Saying technology is “just a tool” can be a very dangerous statement. I understand that when people say this, they’re simply trying to point out that technology is a peripheral that enables us to do the things we want to do better than before. I can agree with that concept but the problem with this thinking is that it often gets used to see technology only as a means to automate or make current practice more efficient. There are very few people involved in any level of education that thinks technology isn’t necessary for our students. Where we disagree is in how we’ll use it and most often there exists a lack of understanding and appreciation for the trans-formative nature of technology.

(Continue reading)        or maybe here:

To say technology is just a tool seems a little short sighted to me. Paper is a tool. A  pen is a tool. No one would argue that it’s what we do with them that matters. It appears to me that it’s also what we do with technology that matters. Am I embracing all the possibilities afforded me as an educator? The ability to make connections across the globe opens up so many possibilities for my Social Studies classroom that it boggles my 1980s teacher’s mind.
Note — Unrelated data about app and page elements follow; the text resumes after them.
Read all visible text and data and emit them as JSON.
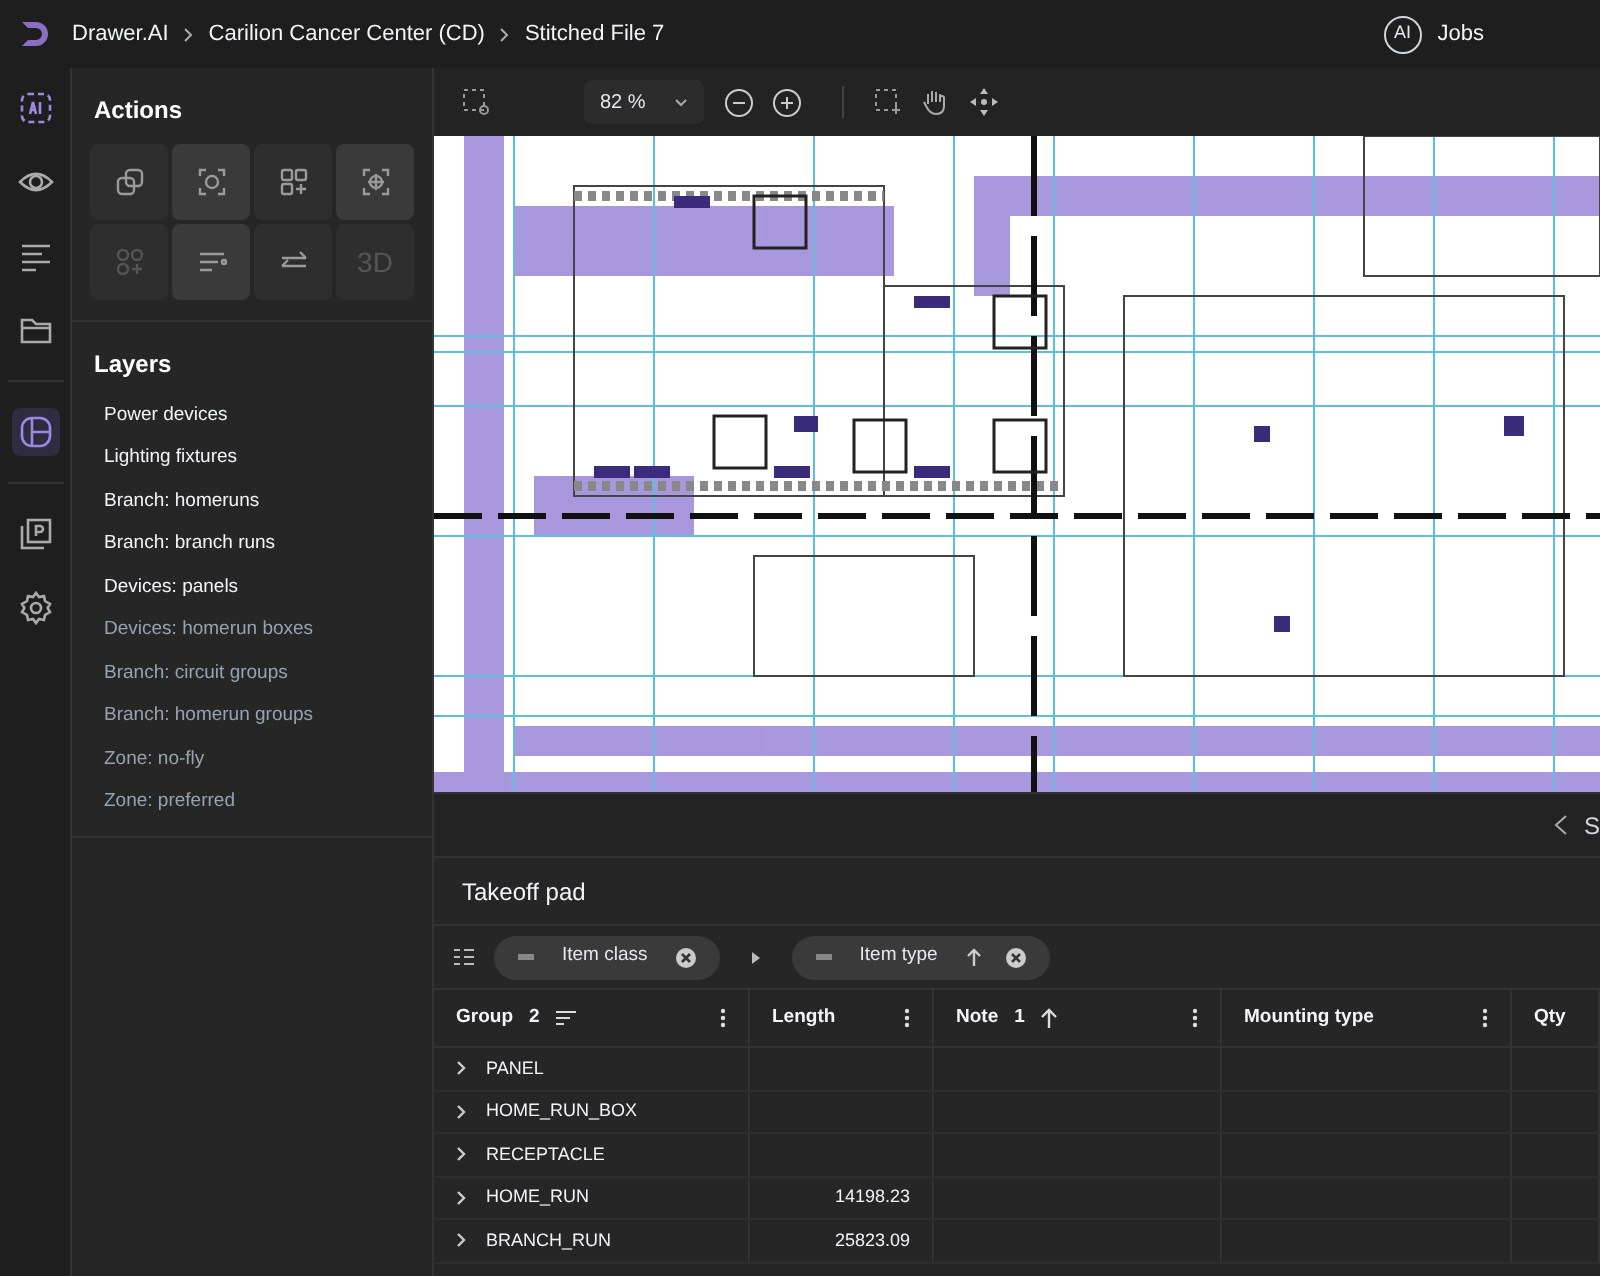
{
  "breadcrumbs": [
    "Drawer.AI",
    "Carilion Cancer Center (CD)",
    "Stitched File 7"
  ],
  "header": {
    "avatar": "AI",
    "jobs": "Jobs"
  },
  "rail": [
    {
      "selected": false
    },
    {
      "selected": false
    },
    {
      "selected": false
    },
    {
      "selected": false
    },
    {
      "selected": true
    },
    {
      "selected": false
    },
    {
      "selected": false
    }
  ],
  "actions": {
    "title": "Actions",
    "tools": [
      {
        "kind": "icon",
        "active": false,
        "enabled": true
      },
      {
        "kind": "icon",
        "active": true,
        "enabled": true
      },
      {
        "kind": "icon",
        "active": false,
        "enabled": true
      },
      {
        "kind": "icon",
        "active": true,
        "enabled": true
      },
      {
        "kind": "icon",
        "active": false,
        "enabled": false
      },
      {
        "kind": "icon",
        "active": true,
        "enabled": true
      },
      {
        "kind": "icon",
        "active": false,
        "enabled": true
      },
      {
        "kind": "text",
        "label": "3D",
        "active": false,
        "enabled": false
      }
    ]
  },
  "layers": {
    "title": "Layers",
    "items": [
      {
        "label": "Power devices",
        "visible": true
      },
      {
        "label": "Lighting fixtures",
        "visible": true
      },
      {
        "label": "Branch: homeruns",
        "visible": true
      },
      {
        "label": "Branch: branch runs",
        "visible": true
      },
      {
        "label": "Devices: panels",
        "visible": true
      },
      {
        "label": "Devices: homerun boxes",
        "visible": false
      },
      {
        "label": "Branch: circuit groups",
        "visible": false
      },
      {
        "label": "Branch: homerun groups",
        "visible": false
      },
      {
        "label": "Zone: no-fly",
        "visible": false
      },
      {
        "label": "Zone: preferred",
        "visible": false
      }
    ]
  },
  "toolbar": {
    "zoom": "82 %"
  },
  "panel_tab": "S",
  "takeoff": {
    "title": "Takeoff pad",
    "groupings": [
      {
        "label": "Item class",
        "sort": false
      },
      {
        "label": "Item type",
        "sort": true
      }
    ],
    "columns": [
      {
        "label": "Group",
        "badge": "2",
        "kind": "lines"
      },
      {
        "label": "Length"
      },
      {
        "label": "Note",
        "badge": "1",
        "kind": "up"
      },
      {
        "label": "Mounting type"
      },
      {
        "label": "Qty"
      }
    ],
    "rows": [
      [
        "PANEL",
        "",
        "",
        "",
        ""
      ],
      [
        "HOME_RUN_BOX",
        "",
        "",
        "",
        ""
      ],
      [
        "RECEPTACLE",
        "",
        "",
        "",
        ""
      ],
      [
        "HOME_RUN",
        "14198.23",
        "",
        "",
        ""
      ],
      [
        "BRANCH_RUN",
        "25823.09",
        "",
        "",
        ""
      ]
    ]
  }
}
So, people can call it just a tool, but it is a tool that is forcing me to take a serious look at how to maximize my students’ learning. It has precipitated a fundamental change in how I look at what I’m doing, and has rejuvenated my whole outlook and approach. No other “tool” has had that effect on me.
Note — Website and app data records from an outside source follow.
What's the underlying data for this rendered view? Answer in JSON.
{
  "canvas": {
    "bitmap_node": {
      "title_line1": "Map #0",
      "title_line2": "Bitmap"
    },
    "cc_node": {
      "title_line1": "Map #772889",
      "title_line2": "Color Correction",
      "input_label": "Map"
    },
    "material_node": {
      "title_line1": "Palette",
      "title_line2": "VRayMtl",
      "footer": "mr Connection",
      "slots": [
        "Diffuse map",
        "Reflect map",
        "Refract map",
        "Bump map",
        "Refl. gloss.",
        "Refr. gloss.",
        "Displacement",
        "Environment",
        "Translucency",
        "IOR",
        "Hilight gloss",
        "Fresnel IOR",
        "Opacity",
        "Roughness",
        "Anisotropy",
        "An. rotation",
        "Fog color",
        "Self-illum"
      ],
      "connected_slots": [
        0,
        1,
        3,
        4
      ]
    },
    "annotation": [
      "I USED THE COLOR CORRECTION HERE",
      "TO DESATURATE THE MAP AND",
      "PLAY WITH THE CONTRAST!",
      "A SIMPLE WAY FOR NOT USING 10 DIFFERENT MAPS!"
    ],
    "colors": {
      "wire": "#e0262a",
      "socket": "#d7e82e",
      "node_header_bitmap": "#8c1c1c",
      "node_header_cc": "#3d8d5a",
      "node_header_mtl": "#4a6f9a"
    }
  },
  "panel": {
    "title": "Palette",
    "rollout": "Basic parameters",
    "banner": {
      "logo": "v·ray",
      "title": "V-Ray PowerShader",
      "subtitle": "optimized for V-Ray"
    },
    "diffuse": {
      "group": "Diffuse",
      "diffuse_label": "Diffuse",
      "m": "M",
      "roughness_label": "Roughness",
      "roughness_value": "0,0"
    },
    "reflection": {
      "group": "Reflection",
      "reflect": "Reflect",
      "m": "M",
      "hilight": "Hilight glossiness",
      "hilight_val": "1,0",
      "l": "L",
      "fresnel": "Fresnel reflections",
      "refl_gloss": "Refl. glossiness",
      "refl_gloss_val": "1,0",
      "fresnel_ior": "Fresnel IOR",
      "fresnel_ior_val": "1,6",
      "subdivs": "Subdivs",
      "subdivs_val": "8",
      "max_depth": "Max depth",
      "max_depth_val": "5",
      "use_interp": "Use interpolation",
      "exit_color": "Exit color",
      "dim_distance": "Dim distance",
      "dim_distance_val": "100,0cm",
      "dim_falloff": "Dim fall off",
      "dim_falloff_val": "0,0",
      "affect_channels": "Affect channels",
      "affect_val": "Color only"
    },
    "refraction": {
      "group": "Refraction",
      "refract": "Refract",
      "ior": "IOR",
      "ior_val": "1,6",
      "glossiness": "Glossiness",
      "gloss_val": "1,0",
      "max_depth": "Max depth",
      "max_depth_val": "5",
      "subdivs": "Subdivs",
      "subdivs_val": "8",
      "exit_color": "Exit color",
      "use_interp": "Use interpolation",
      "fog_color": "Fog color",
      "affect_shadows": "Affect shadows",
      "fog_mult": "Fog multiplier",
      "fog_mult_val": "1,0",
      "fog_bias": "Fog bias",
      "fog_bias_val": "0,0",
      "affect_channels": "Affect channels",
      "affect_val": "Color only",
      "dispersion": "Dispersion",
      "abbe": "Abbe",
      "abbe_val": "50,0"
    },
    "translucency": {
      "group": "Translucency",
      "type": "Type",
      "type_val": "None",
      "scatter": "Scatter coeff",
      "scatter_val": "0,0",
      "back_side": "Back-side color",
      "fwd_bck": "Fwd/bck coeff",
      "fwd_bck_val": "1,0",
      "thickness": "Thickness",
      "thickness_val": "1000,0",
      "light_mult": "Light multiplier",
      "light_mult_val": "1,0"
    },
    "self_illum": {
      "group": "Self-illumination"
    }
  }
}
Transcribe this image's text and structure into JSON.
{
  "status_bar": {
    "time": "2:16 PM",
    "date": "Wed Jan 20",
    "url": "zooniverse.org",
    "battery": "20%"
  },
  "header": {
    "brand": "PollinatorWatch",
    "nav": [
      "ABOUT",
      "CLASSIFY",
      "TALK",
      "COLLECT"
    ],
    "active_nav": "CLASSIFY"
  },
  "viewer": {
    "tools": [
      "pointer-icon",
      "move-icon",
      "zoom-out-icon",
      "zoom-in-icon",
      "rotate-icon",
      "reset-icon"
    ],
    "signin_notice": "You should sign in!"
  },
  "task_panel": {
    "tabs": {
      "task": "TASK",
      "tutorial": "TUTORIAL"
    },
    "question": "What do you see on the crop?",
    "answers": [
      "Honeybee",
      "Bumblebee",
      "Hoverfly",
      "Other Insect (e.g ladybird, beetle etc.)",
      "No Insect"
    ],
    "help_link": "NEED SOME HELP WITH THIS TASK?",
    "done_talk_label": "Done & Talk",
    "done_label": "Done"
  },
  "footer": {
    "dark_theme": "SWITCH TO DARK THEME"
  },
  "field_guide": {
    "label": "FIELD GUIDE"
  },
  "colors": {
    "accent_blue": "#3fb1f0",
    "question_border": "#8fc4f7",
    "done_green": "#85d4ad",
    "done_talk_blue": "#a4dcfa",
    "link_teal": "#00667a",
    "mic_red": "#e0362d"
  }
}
A Conundrum: Rubrics or Creativity/Metacognitive Development?, by V. Chapman and D. Inman
Lists advantages and disadvantages of Rubrics. Among some of the advantages: provides guidelines, expectations explicit, aligned with standards, easy to use, informative feedback for students, provide answer key, allow constant assessment,can be impartial, document and communicate grading procedures, allow one to be organized and clarify thoughts. Disadvantages identified: evaluate doing vs understanding, too vague, dysfunctional detail, test mastery over skill mastering, may not convey all we want students to know, may limit imagination if students feel compelled to complete the assignment strictly as outlined in rubric,could lead to anxiety if too much criteria are included, reliability could be a factor as more individuals use the rubric, take time to develop, test, evaluate, and update.
Authentic Assessment Rubric, by Joel R. Montgomery, U of Phoenix
Argues that while traditional assessment approaches using multiple choice tests do not accurately measure knowledge, authentic assessment does: it opens up a collaborative approach to assessment that enables teachers and students to interact in the teaching/learning process. He goes to say that frequently rubrics for authentic assessments are provided to support meaningful self-assessment as well as criterion-referenced assessment by teachers. Rubrics assist the student to achieve appropriate performance targets. They can also support continuous assessment of student progress and serve as a collaborative tool to be used for dialogue between students, peers, teachers, administrators and parents.